Fenton shown within Staffordshire
|Population||12,194 (2001 Census)|
|OS grid reference|
|Sovereign state||United Kingdom|
|EU Parliament||West Midlands|
|UK Parliament||Stoke-on-Trent South|
Fenton is one of the six towns in the city of Stoke-on-Trent which federated in 1910. In the south-east of the city, Fenton has been dubbed the town Arnold Bennett forgot as he called his fictionalised version of Stoke-on-Trent the Five Towns.
The name Fenton means 'fen farm'.
Fenton started to become populated as a group of farms and private small-holdings were built there, alongside a lane running from the southern reaches of Hanley (by 1933 this lane was very busy and given the title of the A50).
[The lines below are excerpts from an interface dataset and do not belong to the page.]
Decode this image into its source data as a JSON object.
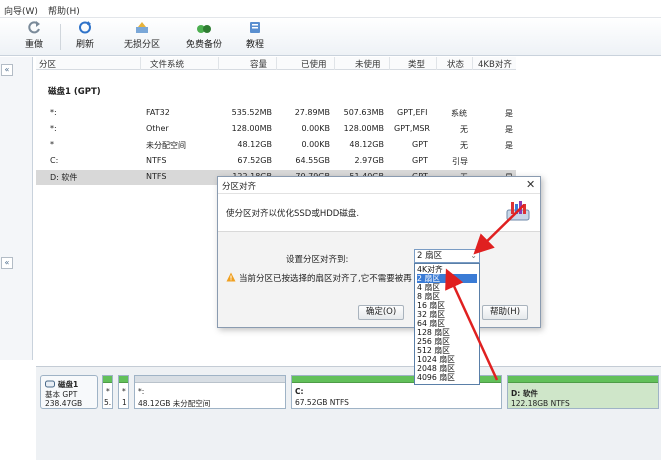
{
  "menu": {
    "items": [
      "向导(W)",
      "帮助(H)"
    ]
  },
  "toolbar": {
    "undo": "重做",
    "refresh": "刷新",
    "lossless": "无损分区",
    "backup": "免费备份",
    "tutorial": "教程"
  },
  "table": {
    "headers": [
      "分区",
      "文件系统",
      "容量",
      "已使用",
      "未使用",
      "类型",
      "状态",
      "4KB对齐"
    ],
    "disk_title": "磁盘1 (GPT)",
    "rows": [
      {
        "name": "*:",
        "fs": "FAT32",
        "cap": "535.52MB",
        "used": "27.89MB",
        "free": "507.63MB",
        "type": "GPT,EFI",
        "status": "系统",
        "align": "是"
      },
      {
        "name": "*:",
        "fs": "Other",
        "cap": "128.00MB",
        "used": "0.00KB",
        "free": "128.00MB",
        "type": "GPT,MSR",
        "status": "无",
        "align": "是"
      },
      {
        "name": "*",
        "fs": "未分配空间",
        "cap": "48.12GB",
        "used": "0.00KB",
        "free": "48.12GB",
        "type": "GPT",
        "status": "无",
        "align": "是"
      },
      {
        "name": "C:",
        "fs": "NTFS",
        "cap": "67.52GB",
        "used": "64.55GB",
        "free": "2.97GB",
        "type": "GPT",
        "status": "引导",
        "align": ""
      },
      {
        "name": "D: 软件",
        "fs": "NTFS",
        "cap": "122.18GB",
        "used": "70.79GB",
        "free": "51.40GB",
        "type": "GPT",
        "status": "无",
        "align": "是"
      }
    ]
  },
  "diskmap": {
    "disk_label": "磁盘1",
    "disk_type": "基本 GPT",
    "disk_size": "238.47GB",
    "p1_a": "*",
    "p1_b": "5.",
    "p2_a": "*",
    "p2_b": "1",
    "unalloc_name": "*:",
    "unalloc_desc": "48.12GB 未分配空间",
    "c_name": "C:",
    "c_desc": "67.52GB NTFS",
    "d_name": "D: 软件",
    "d_desc": "122.18GB NTFS"
  },
  "dialog": {
    "title": "分区对齐",
    "description": "使分区对齐以优化SSD或HDD磁盘.",
    "setting_label": "设置分区对齐到:",
    "selected": "2 扇区",
    "warning": "当前分区已按选择的扇区对齐了,它不需要被再",
    "ok": "确定(O)",
    "help": "帮助(H)",
    "options": [
      "4K对齐",
      "2 扇区",
      "4 扇区",
      "8 扇区",
      "16 扇区",
      "32 扇区",
      "64 扇区",
      "128 扇区",
      "256 扇区",
      "512 扇区",
      "1024 扇区",
      "2048 扇区",
      "4096 扇区"
    ]
  },
  "colors": {
    "accent": "#3a7bd5",
    "partition_green": "#62c05a",
    "arrow_red": "#e02020"
  }
}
Around the 1750s, the land was commonly known as Fenton Vivian. By the 1850s, the area around Duke Street and China Street had become populated during the rapid development of the Potteries.
Potters settled in Fenton in large houses alongside their pot-banks. Such houses include Great Fenton Hall, Fenton House (home of the Baker family), Heron Cottage and Grove House.
The two principal districts, Fenton Vivian and Fenton Culvert – each with their scattered communities, were brought together to make an urban district with its own board of guardians in 1894.
On 1 April 1910, the town was federated into the county borough of Stoke-on-Trent. By 1925 the area was granted city status.
Although Fenton has large industrial plants, particularly from the Potteries trade, it has always been considered more of a residential area.
Fenton includes Heron Cross, Mount Pleasant, Saxonfields, Pool Dole and Fenpark.
Places of interest
Fenton Manor has a swimming pool, gym and fitness centre, and a 1,300-seater arena. Fenton Park has football pitches, pavilions and playground. The town’s library on Baker Street, a Carnegie library, is now closed. Fenton also had a magistrates court, which served the city from within Fenton’s old town hall, built in 1888 by local pottery owner William Meath Baker at his own expense, to a design by Robert Scrivener. It closed in 2013.
Fenton differs from the other Potteries towns in that it doesn’t have a town centre. Instead, amenities and shops are spread over a sizeable area.
- "Listed Buildings in Stoke-on-Trent". Thepotteries.org. Retrieved 2013-02-28.
|Wikisource has the text of the 1911 Encyclopædia Britannica article Fenton.|
|Wikimedia Commons has media related to Fenton, Staffordshire.|
- Use interactive maps to find historic artefacts and photographs of old Fenton at exploringthepotteries.org.uk
- Town profile at The Sentinel (local newspaper)